**EXERCISE REQUIREMENTS**. Repeat the entire listing exactly.

- - - - -

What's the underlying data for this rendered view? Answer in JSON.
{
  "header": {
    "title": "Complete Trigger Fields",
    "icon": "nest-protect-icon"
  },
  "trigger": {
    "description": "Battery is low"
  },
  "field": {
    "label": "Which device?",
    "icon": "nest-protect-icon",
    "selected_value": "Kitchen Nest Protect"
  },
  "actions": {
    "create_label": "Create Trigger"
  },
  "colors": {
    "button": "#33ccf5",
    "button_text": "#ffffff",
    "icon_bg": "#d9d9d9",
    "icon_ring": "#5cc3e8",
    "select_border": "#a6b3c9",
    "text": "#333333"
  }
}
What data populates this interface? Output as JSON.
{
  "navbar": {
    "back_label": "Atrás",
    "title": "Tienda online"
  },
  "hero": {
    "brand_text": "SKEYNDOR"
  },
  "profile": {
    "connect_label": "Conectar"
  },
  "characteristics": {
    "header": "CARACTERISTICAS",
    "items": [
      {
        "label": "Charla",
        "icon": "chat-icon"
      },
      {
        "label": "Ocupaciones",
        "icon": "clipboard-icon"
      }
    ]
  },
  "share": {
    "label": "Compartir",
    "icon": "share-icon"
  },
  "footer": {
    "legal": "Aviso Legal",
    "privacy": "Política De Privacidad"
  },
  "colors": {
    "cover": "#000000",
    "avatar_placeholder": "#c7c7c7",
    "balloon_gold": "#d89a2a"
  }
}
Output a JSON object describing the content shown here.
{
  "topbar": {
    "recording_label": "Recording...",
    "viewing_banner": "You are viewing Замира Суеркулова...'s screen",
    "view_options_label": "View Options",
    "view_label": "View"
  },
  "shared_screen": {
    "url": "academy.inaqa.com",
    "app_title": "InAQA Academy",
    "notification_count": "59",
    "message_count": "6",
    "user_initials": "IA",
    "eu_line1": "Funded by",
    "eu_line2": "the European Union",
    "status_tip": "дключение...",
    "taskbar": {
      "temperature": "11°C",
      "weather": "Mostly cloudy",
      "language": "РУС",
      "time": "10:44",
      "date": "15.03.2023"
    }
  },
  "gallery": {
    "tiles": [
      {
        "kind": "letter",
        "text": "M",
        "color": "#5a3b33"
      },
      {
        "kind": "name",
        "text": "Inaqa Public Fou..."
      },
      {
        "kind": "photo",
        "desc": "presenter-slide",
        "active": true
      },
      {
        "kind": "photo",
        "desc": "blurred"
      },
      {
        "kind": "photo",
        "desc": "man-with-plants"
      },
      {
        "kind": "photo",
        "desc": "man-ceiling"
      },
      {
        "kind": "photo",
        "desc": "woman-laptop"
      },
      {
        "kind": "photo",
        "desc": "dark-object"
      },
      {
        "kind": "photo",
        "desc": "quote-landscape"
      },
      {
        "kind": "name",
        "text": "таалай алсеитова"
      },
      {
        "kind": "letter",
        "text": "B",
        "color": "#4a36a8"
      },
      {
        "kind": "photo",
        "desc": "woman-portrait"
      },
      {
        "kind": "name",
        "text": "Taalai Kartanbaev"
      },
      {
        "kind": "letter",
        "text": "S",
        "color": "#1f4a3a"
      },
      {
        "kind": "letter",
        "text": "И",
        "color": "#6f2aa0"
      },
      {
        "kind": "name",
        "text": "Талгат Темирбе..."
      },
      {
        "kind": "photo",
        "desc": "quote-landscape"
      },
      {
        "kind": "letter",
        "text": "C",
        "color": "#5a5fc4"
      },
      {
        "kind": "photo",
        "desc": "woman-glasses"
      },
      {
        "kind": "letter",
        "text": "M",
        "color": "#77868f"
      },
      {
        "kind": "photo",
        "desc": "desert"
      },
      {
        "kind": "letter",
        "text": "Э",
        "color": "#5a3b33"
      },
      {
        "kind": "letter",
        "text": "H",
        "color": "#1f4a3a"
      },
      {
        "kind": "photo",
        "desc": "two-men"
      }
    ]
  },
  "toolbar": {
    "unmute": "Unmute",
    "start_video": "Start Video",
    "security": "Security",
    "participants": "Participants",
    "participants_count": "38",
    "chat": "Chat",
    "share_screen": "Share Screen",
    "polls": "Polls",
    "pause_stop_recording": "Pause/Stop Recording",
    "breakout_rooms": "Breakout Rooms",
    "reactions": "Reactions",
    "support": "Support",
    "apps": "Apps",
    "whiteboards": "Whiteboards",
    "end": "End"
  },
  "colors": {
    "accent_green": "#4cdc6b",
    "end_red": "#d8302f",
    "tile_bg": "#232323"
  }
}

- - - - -

**SOLUTION TO THIS PROBLEM**.
What's the underlying data for this rendered view? Answer in JSON.
{
  "header": {
    "title": "Complete Trigger Fields",
    "icon": "nest-protect-icon"
  },
  "trigger": {
    "description": "Battery is low"
  },
  "field": {
    "label": "Which device?",
    "icon": "nest-protect-icon",
    "selected_value": "Kitchen Nest Protect"
  },
  "actions": {
    "create_label": "Create Trigger"
  },
  "colors": {
    "button": "#33ccf5",
    "button_text": "#ffffff",
    "icon_bg": "#d9d9d9",
    "icon_ring": "#5cc3e8",
    "select_border": "#a6b3c9",
    "text": "#333333"
  }
}
What data populates this interface? Output as JSON.
{
  "navbar": {
    "back_label": "Atrás",
    "title": "Tienda online"
  },
  "hero": {
    "brand_text": "SKEYNDOR"
  },
  "profile": {
    "connect_label": "Conectar"
  },
  "characteristics": {
    "header": "CARACTERISTICAS",
    "items": [
      {
        "label": "Charla",
        "icon": "chat-icon"
      },
      {
        "label": "Ocupaciones",
        "icon": "clipboard-icon"
      }
    ]
  },
  "share": {
    "label": "Compartir",
    "icon": "share-icon"
  },
  "footer": {
    "legal": "Aviso Legal",
    "privacy": "Política De Privacidad"
  },
  "colors": {
    "cover": "#000000",
    "avatar_placeholder": "#c7c7c7",
    "balloon_gold": "#d89a2a"
  }
}
Output a JSON object describing the content shown here.
{
  "topbar": {
    "recording_label": "Recording...",
    "viewing_banner": "You are viewing Замира Суеркулова...'s screen",
    "view_options_label": "View Options",
    "view_label": "View"
  },
  "shared_screen": {
    "url": "academy.inaqa.com",
    "app_title": "InAQA Academy",
    "notification_count": "59",
    "message_count": "6",
    "user_initials": "IA",
    "eu_line1": "Funded by",
    "eu_line2": "the European Union",
    "status_tip": "дключение...",
    "taskbar": {
      "temperature": "11°C",
      "weather": "Mostly cloudy",
      "language": "РУС",
      "time": "10:44",
      "date": "15.03.2023"
    }
  },
  "gallery": {
    "tiles": [
      {
        "kind": "letter",
        "text": "M",
        "color": "#5a3b33"
      },
      {
        "kind": "name",
        "text": "Inaqa Public Fou..."
      },
      {
        "kind": "photo",
        "desc": "presenter-slide",
        "active": true
      },
      {
        "kind": "photo",
        "desc": "blurred"
      },
      {
        "kind": "photo",
        "desc": "man-with-plants"
      },
      {
        "kind": "photo",
        "desc": "man-ceiling"
      },
      {
        "kind": "photo",
        "desc": "woman-laptop"
      },
      {
        "kind": "photo",
        "desc": "dark-object"
      },
      {
        "kind": "photo",
        "desc": "quote-landscape"
      },
      {
        "kind": "name",
        "text": "таалай алсеитова"
      },
      {
        "kind": "letter",
        "text": "B",
        "color": "#4a36a8"
      },
      {
        "kind": "photo",
        "desc": "woman-portrait"
      },
      {
        "kind": "name",
        "text": "Taalai Kartanbaev"
      },
      {
        "kind": "letter",
        "text": "S",
        "color": "#1f4a3a"
      },
      {
        "kind": "letter",
        "text": "И",
        "color": "#6f2aa0"
      },
      {
        "kind": "name",
        "text": "Талгат Темирбе..."
      },
      {
        "kind": "photo",
        "desc": "quote-landscape"
      },
      {
        "kind": "letter",
        "text": "C",
        "color": "#5a5fc4"
      },
      {
        "kind": "photo",
        "desc": "woman-glasses"
      },
      {
        "kind": "letter",
        "text": "M",
        "color": "#77868f"
      },
      {
        "kind": "photo",
        "desc": "desert"
      },
      {
        "kind": "letter",
        "text": "Э",
        "color": "#5a3b33"
      },
      {
        "kind": "letter",
        "text": "H",
        "color": "#1f4a3a"
      },
      {
        "kind": "photo",
        "desc": "two-men"
      }
    ]
  },
  "toolbar": {
    "unmute": "Unmute",
    "start_video": "Start Video",
    "security": "Security",
    "participants": "Participants",
    "participants_count": "38",
    "chat": "Chat",
    "share_screen": "Share Screen",
    "polls": "Polls",
    "pause_stop_recording": "Pause/Stop Recording",
    "breakout_rooms": "Breakout Rooms",
    "reactions": "Reactions",
    "support": "Support",
    "apps": "Apps",
    "whiteboards": "Whiteboards",
    "end": "End"
  },
  "colors": {
    "accent_green": "#4cdc6b",
    "end_red": "#d8302f",
    "tile_bg": "#232323"
  }
}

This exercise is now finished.